* [Work instructions]: In the data that follows, count each line with the string "Continue"; the reply is the number only.

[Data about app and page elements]
=== Section Start ===
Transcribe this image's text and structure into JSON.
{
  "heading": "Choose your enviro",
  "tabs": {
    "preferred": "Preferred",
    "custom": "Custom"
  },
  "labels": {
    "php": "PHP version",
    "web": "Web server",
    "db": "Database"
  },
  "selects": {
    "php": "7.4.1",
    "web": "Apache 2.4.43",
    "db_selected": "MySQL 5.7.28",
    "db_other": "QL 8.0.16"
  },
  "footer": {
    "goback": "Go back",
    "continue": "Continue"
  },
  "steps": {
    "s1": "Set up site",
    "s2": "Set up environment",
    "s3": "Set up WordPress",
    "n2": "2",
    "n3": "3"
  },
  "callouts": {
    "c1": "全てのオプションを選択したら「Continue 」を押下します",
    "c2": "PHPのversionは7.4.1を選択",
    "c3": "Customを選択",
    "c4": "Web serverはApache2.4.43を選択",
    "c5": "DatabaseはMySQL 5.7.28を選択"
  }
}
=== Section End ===
* [Solved exercise]: 2